# Data for review
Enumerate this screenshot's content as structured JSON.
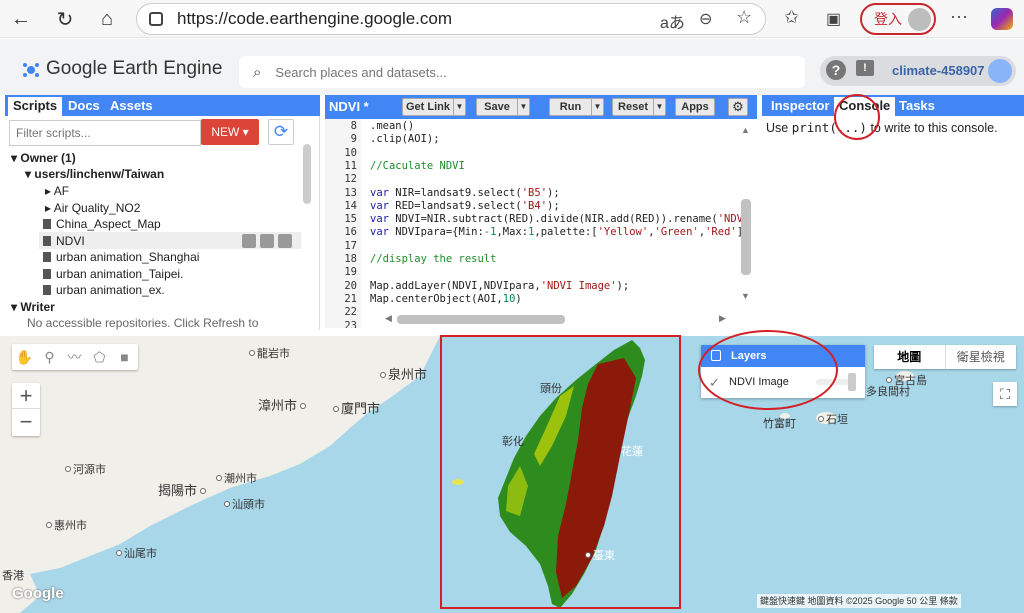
{
  "browser": {
    "url": "https://code.earthengine.google.com",
    "translate_icon": "aあ",
    "signin_label": "登入",
    "icons": [
      "back-arrow-icon",
      "reload-icon",
      "home-icon",
      "lock-icon",
      "translate-icon",
      "zoom-icon",
      "star-icon",
      "favorites-icon",
      "collections-icon",
      "profile-icon",
      "more-icon",
      "copilot-icon"
    ]
  },
  "header": {
    "app_title": "Google Earth Engine",
    "search_placeholder": "Search places and datasets...",
    "help_label": "?",
    "feedback_label": "!",
    "project": "climate-458907"
  },
  "left_panel": {
    "tabs": [
      {
        "label": "Scripts",
        "active": true
      },
      {
        "label": "Docs",
        "active": false
      },
      {
        "label": "Assets",
        "active": false
      }
    ],
    "filter_placeholder": "Filter scripts...",
    "new_button": "NEW",
    "tree": {
      "owner": "Owner (1)",
      "repo": "users/linchenw/Taiwan",
      "folders": [
        "AF",
        "Air Quality_NO2"
      ],
      "files": [
        "China_Aspect_Map",
        "NDVI",
        "urban animation_Shanghai",
        "urban animation_Taipei.",
        "urban animation_ex."
      ],
      "selected_file": "NDVI",
      "writer": "Writer",
      "writer_note": "No accessible repositories. Click Refresh to"
    }
  },
  "editor": {
    "title": "NDVI *",
    "buttons": {
      "get_link": "Get Link",
      "save": "Save",
      "run": "Run",
      "reset": "Reset",
      "apps": "Apps"
    },
    "lines": [
      {
        "n": "8",
        "code": ".mean()"
      },
      {
        "n": "9",
        "code": ".clip(AOI);"
      },
      {
        "n": "10",
        "code": ""
      },
      {
        "n": "11",
        "code": "//Caculate NDVI"
      },
      {
        "n": "12",
        "code": ""
      },
      {
        "n": "13",
        "code": "var NIR=landsat9.select('B5');"
      },
      {
        "n": "14",
        "code": "var RED=landsat9.select('B4');"
      },
      {
        "n": "15",
        "code": "var NDVI=NIR.subtract(RED).divide(NIR.add(RED)).rename('NDV"
      },
      {
        "n": "16",
        "code": "var NDVIpara={Min:-1,Max:1,palette:['Yellow','Green','Red']"
      },
      {
        "n": "17",
        "code": ""
      },
      {
        "n": "18",
        "code": "//display the result"
      },
      {
        "n": "19",
        "code": ""
      },
      {
        "n": "20",
        "code": "Map.addLayer(NDVI,NDVIpara,'NDVI Image');"
      },
      {
        "n": "21",
        "code": "Map.centerObject(AOI,10)"
      },
      {
        "n": "22",
        "code": ""
      },
      {
        "n": "23",
        "code": ""
      }
    ]
  },
  "right_panel": {
    "tabs": [
      {
        "label": "Inspector",
        "active": false
      },
      {
        "label": "Console",
        "active": true
      },
      {
        "label": "Tasks",
        "active": false
      }
    ],
    "console_pre": "Use ",
    "console_code": "print(...)",
    "console_post": " to write to this console."
  },
  "map": {
    "tool_icons": [
      "hand-icon",
      "marker-icon",
      "line-icon",
      "polygon-icon",
      "rectangle-icon"
    ],
    "zoom_in": "+",
    "zoom_out": "−",
    "layers_title": "Layers",
    "layer_name": "NDVI Image",
    "map_types": [
      "地圖",
      "衛星檢視"
    ],
    "labels": [
      "龍岩市",
      "泉州市",
      "漳州市",
      "廈門市",
      "河源市",
      "潮州市",
      "揭陽市",
      "汕頭市",
      "惠州市",
      "汕尾市",
      "香港",
      "宮古島",
      "多良間村",
      "竹富町",
      "石垣",
      "頭份",
      "彰化",
      "花蓮",
      "臺東"
    ],
    "attribution": "鍵盤快速鍵   地圖資料 ©2025 Google   50 公里          條款",
    "google_logo": "Google",
    "ndvi_palette": [
      "#e8e800",
      "#2e8b1e",
      "#8b1a0a"
    ]
  }
}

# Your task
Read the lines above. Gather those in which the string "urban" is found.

# Worked solution
        "urban animation_Shanghai",
        "urban animation_Taipei.",
        "urban animation_ex."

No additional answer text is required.